In 1989, newcomers Ten City sought out Young to work on their first album for the house music scene, and even commissioned Young to remix of some of the material and as a session drummer.

In September 2008, Young joined some other ex-MFSB musicians on the Carl Dixon/Bobby Eli session at Eli's Studio E in Philadelphia where four new songs were recorded. The rhythm section included Young, Eli, Dennis Harris (the cousin of the Philadelphia guitarist Norman Harris) on guitar, Jimmy Williams (bass guitar), T Conway (keyboards) and Rikki Hicks (percussion). Vocalists on the session were the Philadelphia harmony group Double Exposure performing "Soul Recession", and Chiquita Green.
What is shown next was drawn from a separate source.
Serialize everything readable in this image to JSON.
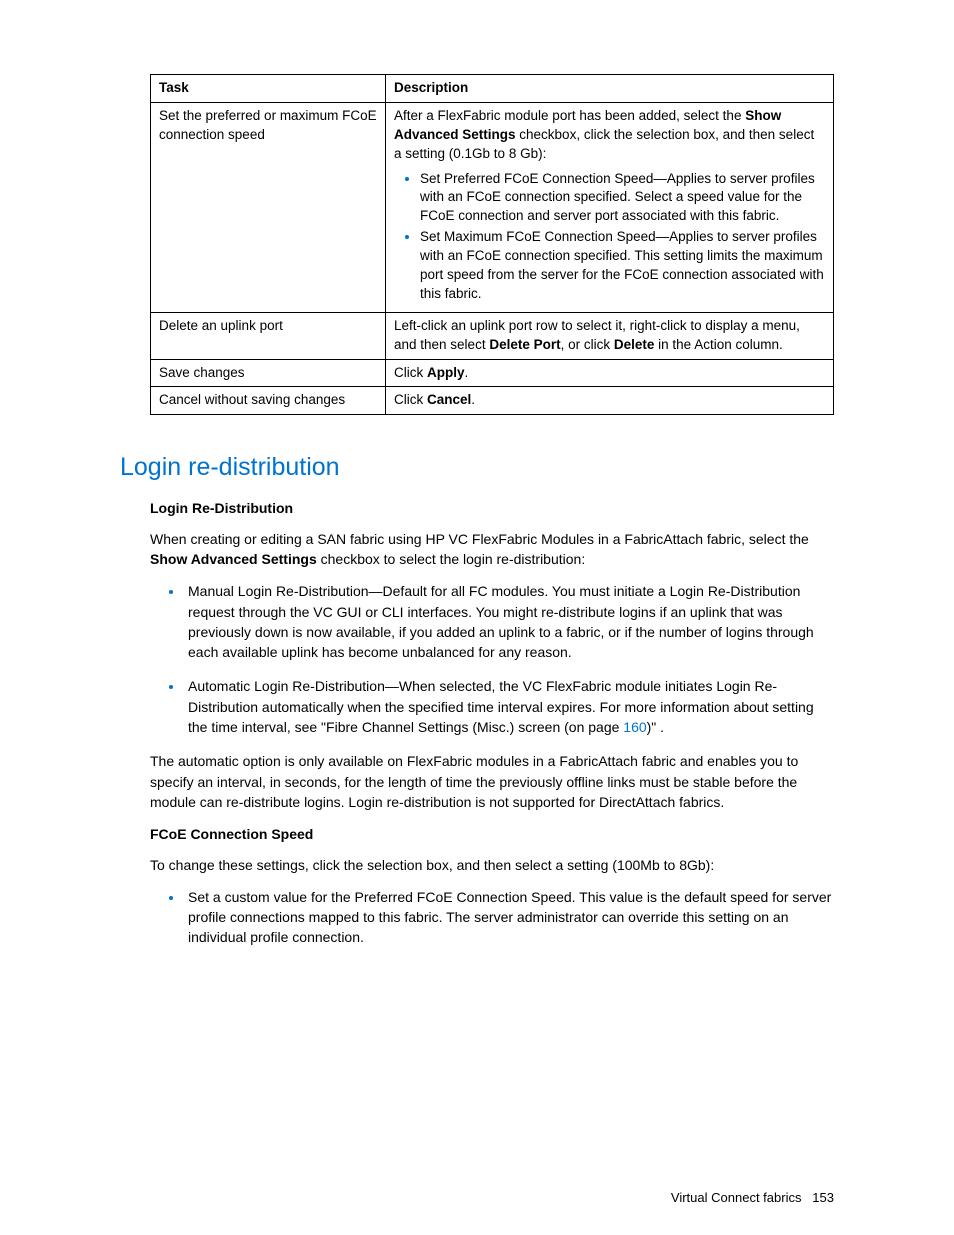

External links[edit]

References[edit]

  1. ^ "Music: Enter the Disco Band". Time. September 6, 1976. 
  2. ^ "New group, old sound". The Afro American. August 10, 1974. 
  3. ^ Lawrence, Tim (2003). Love saves the day: a history of American dance music culture, 1970-1979. Duke University Press. pp. 120–122. ISBN 0-8223-3198-5. 
  4. ^ NTR Disco, interview for Dutch Public broadcaster with Leo Blokhuis, retrieved March 22, 2015 
  5. ^ Amendola, Bill (October 2005). "A Different View - Anthony Jackson: Bassist Extraordinaire" 29 (10). Modern Drummer. pp. 132–137, 137.